There are all sorts of battles you can fight head on, but you run from sexual temptation (1 Corinthians 6:18).

2.  Fear God

As a young man, I recall Floyd McClung mentioning that he prayed for the fear of the Lord, every day. I thought, if that’s good enough for Floyd, it’s good enough for me. Sexual sin is attractive because deep down we are all broken people. Sex promises comfort and wholeness. How could it be wrong when it feels so right?

I pray for the fear of God in this area my life whenever I feel tempted. That’s a lot of prayer! I remind myself of Jesus’ teaching on this. "If your right eye causes you to stumble, gouge it out and throw it away. It is better for you to lose one part of your body than for your whole body to be thrown into hell" (Matthew 5:29).

I take what he said seriously. He’s not just referring to the natural consequences, but to God’s settled hostility to sexual immorality. There is grace and forgiveness if we turn back to him. There will also be serious and lasting consequences as King David discovered when he slept with Bathsheba.
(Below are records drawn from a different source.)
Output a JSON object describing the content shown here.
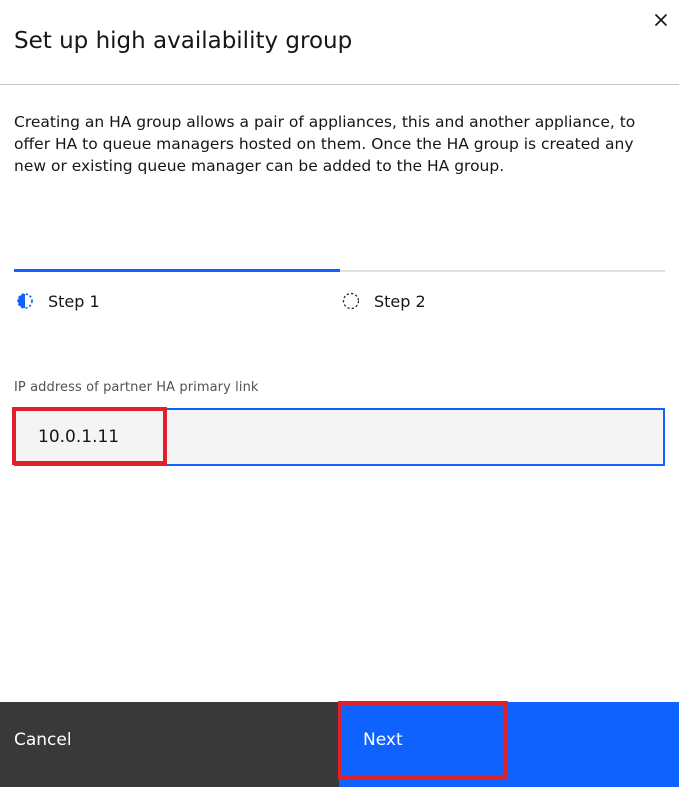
{
  "dialog": {
    "title": "Set up high availability group",
    "close_icon": "close-icon",
    "description": "Creating an HA group allows a pair of appliances, this and another appliance, to offer HA to queue managers hosted on them. Once the HA group is created any new or existing queue manager can be added to the HA group."
  },
  "progress": {
    "current_step": 1,
    "steps": [
      {
        "label": "Step 1",
        "state": "current",
        "icon": "half-filled-circle-icon"
      },
      {
        "label": "Step 2",
        "state": "incomplete",
        "icon": "dashed-circle-icon"
      }
    ]
  },
  "form": {
    "ip_label": "IP address of partner HA primary link",
    "ip_value": "10.0.1.11"
  },
  "footer": {
    "cancel_label": "Cancel",
    "next_label": "Next"
  },
  "colors": {
    "primary": "#0f62fe",
    "secondary_button": "#393939",
    "highlight": "#e0202b",
    "field_background": "#f4f4f4"
  }
}
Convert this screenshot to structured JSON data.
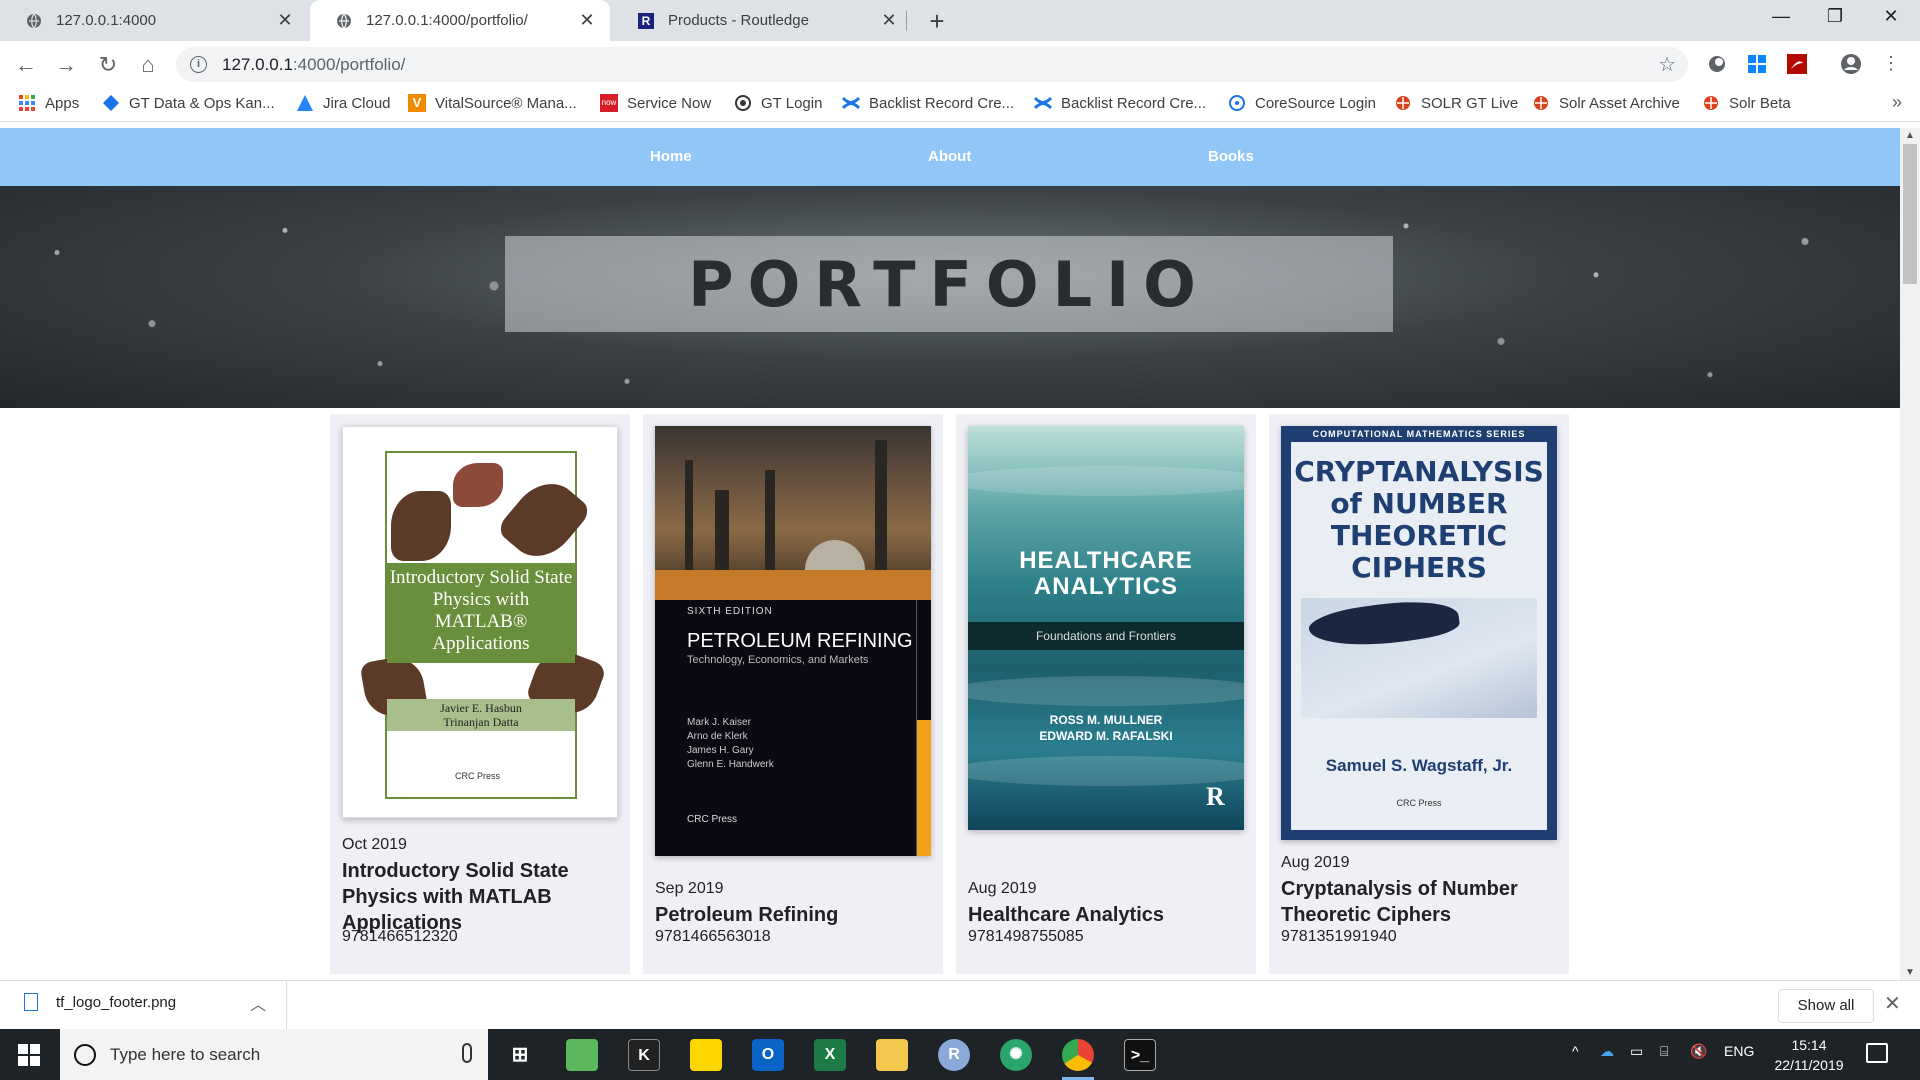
{
  "browser": {
    "tabs": [
      {
        "title": "127.0.0.1:4000",
        "active": false
      },
      {
        "title": "127.0.0.1:4000/portfolio/",
        "active": true
      },
      {
        "title": "Products - Routledge",
        "active": false
      }
    ],
    "url_host": "127.0.0.1",
    "url_path": ":4000/portfolio/",
    "bookmarks": [
      "Apps",
      "GT Data & Ops Kan...",
      "Jira Cloud",
      "VitalSource® Mana...",
      "Service Now",
      "GT Login",
      "Backlist Record Cre...",
      "Backlist Record Cre...",
      "CoreSource Login",
      "SOLR GT Live",
      "Solr Asset Archive",
      "Solr Beta"
    ],
    "bookmark_more": "»",
    "colors": {
      "tabstrip": "#dee1e6",
      "site_nav": "#92c6f7"
    }
  },
  "site": {
    "nav": [
      "Home",
      "About",
      "Books"
    ],
    "hero_title": "PORTFOLIO",
    "books": [
      {
        "date": "Oct 2019",
        "title": "Introductory Solid State Physics with MATLAB Applications",
        "isbn": "9781466512320",
        "cover": {
          "title": "Introductory Solid State Physics with MATLAB® Applications",
          "authors": [
            "Javier E. Hasbun",
            "Trinanjan Datta"
          ],
          "publisher": "CRC Press"
        }
      },
      {
        "date": "Sep 2019",
        "title": "Petroleum Refining",
        "isbn": "9781466563018",
        "cover": {
          "edition": "SIXTH EDITION",
          "title": "PETROLEUM REFINING",
          "subtitle": "Technology, Economics, and Markets",
          "authors": [
            "Mark J. Kaiser",
            "Arno de Klerk",
            "James H. Gary",
            "Glenn E. Handwerk"
          ],
          "publisher": "CRC Press"
        }
      },
      {
        "date": "Aug 2019",
        "title": "Healthcare Analytics",
        "isbn": "9781498755085",
        "cover": {
          "title": "HEALTHCARE ANALYTICS",
          "subtitle": "Foundations and Frontiers",
          "authors": [
            "ROSS M. MULLNER",
            "EDWARD M. RAFALSKI"
          ],
          "logo": "R"
        }
      },
      {
        "date": "Aug 2019",
        "title": "Cryptanalysis of Number Theoretic Ciphers",
        "isbn": "9781351991940",
        "cover": {
          "series": "COMPUTATIONAL MATHEMATICS SERIES",
          "title": "CRYPTANALYSIS of NUMBER THEORETIC CIPHERS",
          "authors": [
            "Samuel S. Wagstaff, Jr."
          ],
          "publisher": "CRC Press"
        }
      }
    ]
  },
  "downloads": {
    "file": "tf_logo_footer.png",
    "show_all": "Show all"
  },
  "taskbar": {
    "search_placeholder": "Type here to search",
    "language": "ENG",
    "time": "15:14",
    "date": "22/11/2019"
  }
}
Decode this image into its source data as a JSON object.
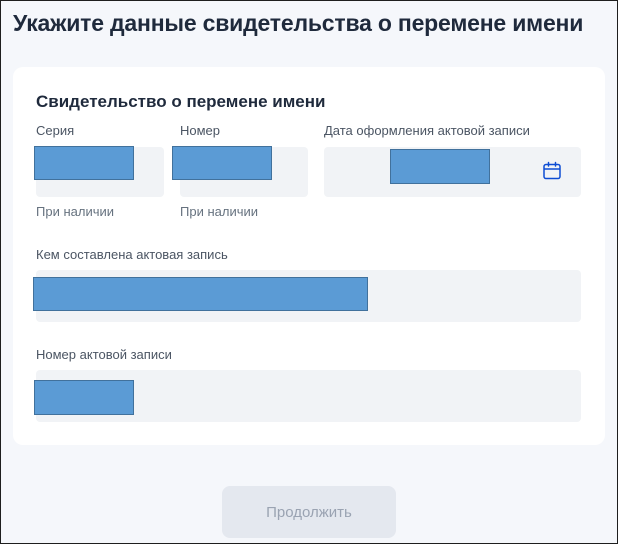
{
  "page": {
    "title": "Укажите данные свидетельства о перемене имени"
  },
  "form": {
    "heading": "Свидетельство о перемене имени",
    "series": {
      "label": "Серия",
      "hint": "При наличии",
      "value": ""
    },
    "number": {
      "label": "Номер",
      "hint": "При наличии",
      "value": ""
    },
    "record_date": {
      "label": "Дата оформления актовой записи",
      "value": "",
      "icon": "calendar-icon"
    },
    "issued_by": {
      "label": "Кем составлена актовая запись",
      "value": ""
    },
    "record_number": {
      "label": "Номер актовой записи",
      "value": ""
    }
  },
  "actions": {
    "continue_label": "Продолжить",
    "continue_disabled": true
  },
  "colors": {
    "redaction": "#5b9bd5",
    "field_bg": "#f1f3f6",
    "accent": "#0d4cd3"
  }
}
3.  Delight yourself in the Lord

Even for happily married men, there will be times weakness in the face of sexual temptation. Far more so for those whose marriage is under threat from conflict, or a health crisis or just having young children. Bring your brokenness and need to God. Even if you have no awareness of his comforting presence, remember his love for you in Christ who suffered and died in your place. Christ who rose from the dead. Christ who reigns and will return in power. Christ who is alive in you through the Holy Spirit. Even if every fiber of your being denies these realities, remain true to him. Turn your moments of greatest weakness into triumph.

4.  Bring it into the light

Build some accountability into your life. Find some brothers who are also on the journey. Bring it into the light. Confess your sins to one another and hold each other accountable. 

If you have been unfaithful, get help. There is grace that is greater than the worst offense. Don’t delay.

Few leaders finish well. It is possible. What do you want to be known for? What do you want as the outcome of your life?